    Link prediction is addressed as an output kernel learning task through semi-supervised Output Kernel Regression. Working in the framework of RKHS theory with vector-valued functions, we establish a new representer theorem devoted to semi-supervised least square regression. We then apply it to get a new model (POKR: Penalized Output Kernel Regression) and show its relevance using numerical experiments on artificial networks and two real applications using a very low percentage of labeled data in a transductive setting.
  • Access to Unlabeled Data can Speed up Prediction Time Authors: Ruth Urner; Shai Shalev-Shwartz; Shai Ben-David
    Semi-supervised learning (SSL) addresses the problem of training a classifier using a small number of labeled examples and many unlabeled examples. Most previous work on SSL focused on how availability of unlabeled data can improve the accuracy of the learned classifiers. In this work we study how unlabeled data can be beneficial for constructing faster classifiers. We propose an SSL algorithmic framework which can utilize unlabeled examples for learning classifiers from a predefined set of fast classifiers. We formally analyze conditions under which our algorithmic paradigm obtains significant improvements by the use of unlabeled data. As a side benefit of our analysis we propose a novel quantitative measure of the so-called cluster assumption. We demonstrate the potential merits of our approach by conducting experiments on the MNIST data set, showing that, when a sufficiently large unlabeled sample is available, a fast classifier can be learned from much fewer labeled examples than without such a sample.
  • Automatic Feature Decomposition for Single View Co-training Authors: Minmin Chen; Kilian Weinberger; Yixin Chen

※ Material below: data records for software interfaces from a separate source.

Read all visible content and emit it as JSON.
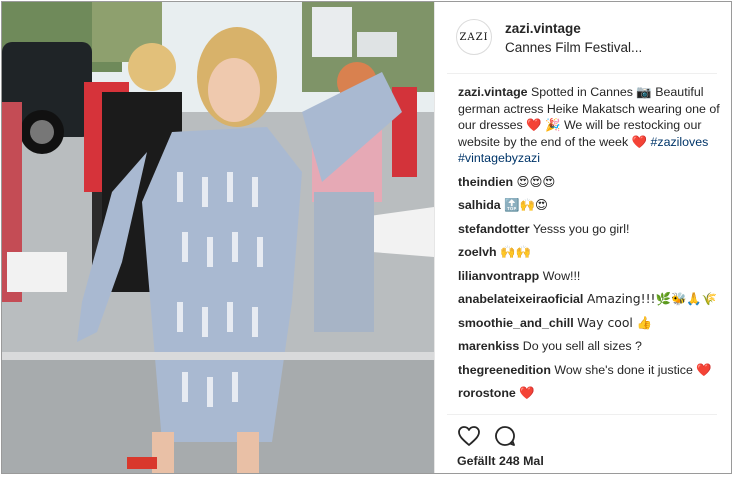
{
  "post": {
    "avatar_text": "ZAZI",
    "username": "zazi.vintage",
    "location": "Cannes Film Festival...",
    "caption": {
      "user": "zazi.vintage",
      "text_1": "Spotted in Cannes 📷 Beautiful german actress Heike Makatsch wearing one of our dresses",
      "text_2": "🎉 We will be restocking our website by the end of the week",
      "hashtags": "#zaziloves #vintagebyzazi"
    },
    "comments": [
      {
        "user": "theindien",
        "text": "😍😍😍"
      },
      {
        "user": "salhida",
        "text": "🔝🙌😍"
      },
      {
        "user": "stefandotter",
        "text": "Yesss you go girl!"
      },
      {
        "user": "zoelvh",
        "text": "🙌🙌"
      },
      {
        "user": "lilianvontrapp",
        "text": "Wow!!!"
      },
      {
        "user": "anabelateixeiraoficial",
        "text": "Amazing!!!🌿🐝🙏🌾"
      },
      {
        "user": "smoothie_and_chill",
        "text": "Way cool 👍"
      },
      {
        "user": "marenkiss",
        "text": "Do you sell all sizes ?"
      },
      {
        "user": "thegreenedition",
        "text": "Wow she's done it justice"
      },
      {
        "user": "rorostone",
        "text": ""
      }
    ],
    "likes": "Gefällt 248 Mal",
    "icons": {
      "like": "heart-outline-icon",
      "comment": "comment-bubble-icon",
      "heart_emoji": "red-heart-emoji"
    },
    "colors": {
      "text": "#262626",
      "hashtag": "#003569",
      "heart": "#e0243a",
      "border": "#dbdbdb"
    }
  }
}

    One of the most successful semi-supervised learning approaches is co-training for multi-view data. In co-training, one trains two classifiers, one for each view, and uses the most confident predictions of the unlabeled data for the two classifiers to ``teach each other''. In this paper, we extend co-training to learning scenarios without an explicit multi-view representation. Inspired by a theoretical analysis of Balcan et. al (2004), we introduce a novel algorithm that splits the feature space during learning, explicitly to encourage co-training to be successful. We demonstrate the efficacy of our proposed method in a weakly-supervised setting on the challenging Caltech-256 object recognition task, where we improve significantly over previous results by (Bergamo & Torresani, 2010) in almost all training-set size settings.
  • Towards Making Unlabeled Data Never Hurt Authors: Yu-Feng Li; Zhi-Hua Zhou
    It is usually expected that, when labeled data are limited, the learning performance can be improved by exploiting unlabeled data. In many cases, however, the performances of current semi-supervised learning approaches may be even worse than purely using the limited labeled data.It is desired to have extit{safe} semi-supervised learning approaches which never degenerate learning performance by using unlabeled data. In this paper, we focus on semi-supervised support vector machines (S3VMs) and propose S4VMs, i.e., safe S3VMs. Unlike S3VMs which typically aim at approaching an optimal low-density separator, S4VMs try to exploit the candidate low-density separators simultaneously to reduce the risk of identifying a poor separator with unlabeled data. We describe two implementations of S4VMs, and our comprehensive experiments show that the overall performance of S4VMs are highly competitive to S3VMs, while in contrast to S3VMs which degenerate performance in many cases, S4VMs are never significantly inferior to inductive SVMs.